(Dataset rows describing interfaces)

►

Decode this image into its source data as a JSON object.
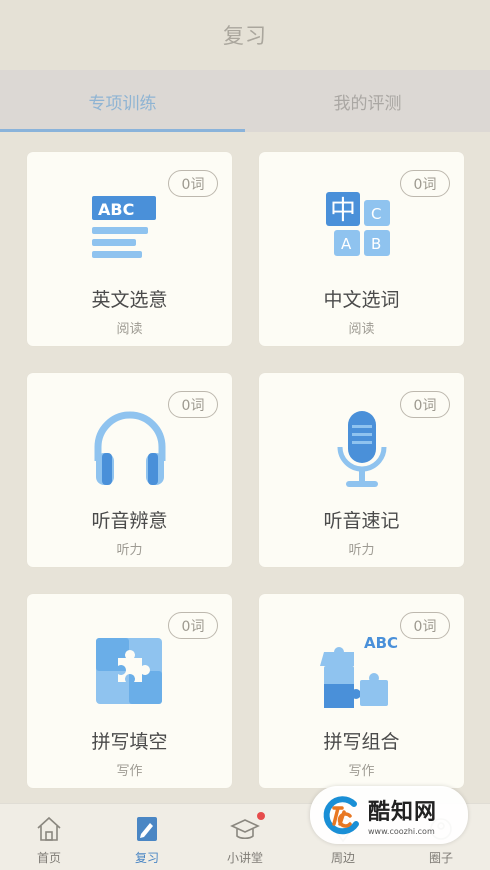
{
  "header": {
    "title": "复习"
  },
  "tabs": [
    {
      "label": "专项训练",
      "active": true
    },
    {
      "label": "我的评测",
      "active": false
    }
  ],
  "cards": [
    {
      "title": "英文选意",
      "subtitle": "阅读",
      "badge": "0词",
      "icon": "abc-list-icon"
    },
    {
      "title": "中文选词",
      "subtitle": "阅读",
      "badge": "0词",
      "icon": "chinese-abc-tiles-icon"
    },
    {
      "title": "听音辨意",
      "subtitle": "听力",
      "badge": "0词",
      "icon": "headphones-icon"
    },
    {
      "title": "听音速记",
      "subtitle": "听力",
      "badge": "0词",
      "icon": "microphone-icon"
    },
    {
      "title": "拼写填空",
      "subtitle": "写作",
      "badge": "0词",
      "icon": "puzzle-square-icon"
    },
    {
      "title": "拼写组合",
      "subtitle": "写作",
      "badge": "0词",
      "icon": "puzzle-abc-icon"
    }
  ],
  "bottom_nav": [
    {
      "label": "首页",
      "icon": "home-icon",
      "active": false
    },
    {
      "label": "复习",
      "icon": "notebook-pen-icon",
      "active": true
    },
    {
      "label": "小讲堂",
      "icon": "graduation-cap-icon",
      "active": false,
      "notification_dot": true
    },
    {
      "label": "周边",
      "icon": "location-icon",
      "active": false
    },
    {
      "label": "圈子",
      "icon": "circle-group-icon",
      "active": false
    }
  ],
  "watermark": {
    "name": "酷知网",
    "url": "www.coozhi.com"
  },
  "colors": {
    "background": "#e7e3d8",
    "card": "#fdfcf5",
    "accent_blue": "#4a90d9",
    "light_blue": "#8fc3ef",
    "active_tab": "#8fb4d3"
  }
}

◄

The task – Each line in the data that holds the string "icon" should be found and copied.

Response area –
      "icon": "abc-list-icon"
      "icon": "chinese-abc-tiles-icon"
      "icon": "headphones-icon"
      "icon": "microphone-icon"
      "icon": "puzzle-square-icon"
      "icon": "puzzle-abc-icon"
      "icon": "home-icon",
      "icon": "notebook-pen-icon",
      "icon": "graduation-cap-icon",
      "icon": "location-icon",
      "icon": "circle-group-icon",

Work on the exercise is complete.